In spite of its growth, green building often has to defend its right to exist.
In today's business case-driven industry, questions such as how the investment is justified and the length of ROI are posed with preconceived notions of green building costing more than projected and offering less than promised.
Therefore, it's worth listening to what the U.S. education sector has learned from its green building efforts.
In 2012, despite a 39 percent decline in education sector-related construction, the growth in its total green share was estimated to be $16 billion, almost double the 2008 green education market, according to the new report from McGraw-Hill Construction, "New and Retrofit Green Schools: The Cost Benefits and Influence of a Green School."
According to the report, in this year the education sector accounted for 8 percent of all construction starts and 24 percent of total non-residential construction starts (see chart below).
Last year, my organization, Second Nature, contributed to McGraw-Hill Construction's new SmartMarket Report on green building in K-12 and higher education.
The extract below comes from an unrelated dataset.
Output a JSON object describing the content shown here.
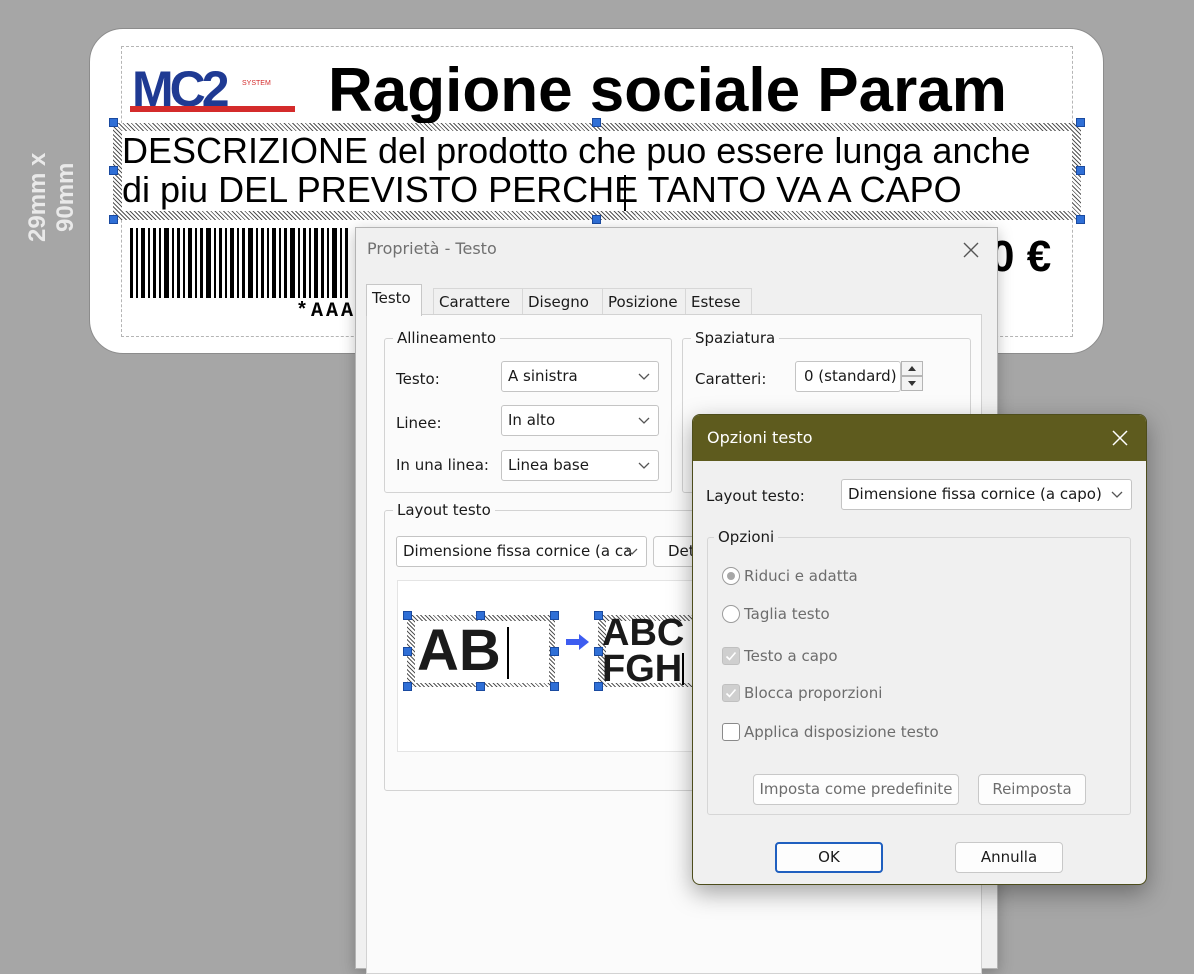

As it provides a crucial insight into how the education sector has evolved into a mature market for green buildings while paving a path for others, we decided to take a deeper look into its findings.
What follows are the highlights of a conversation I had with Donna Laquidara-Carr, editor of the report. In our conversation, we looked at emerging trends and gaps in the green building market, specifically within higher education.
Next page: Q&A with Donna Laquidara-Carr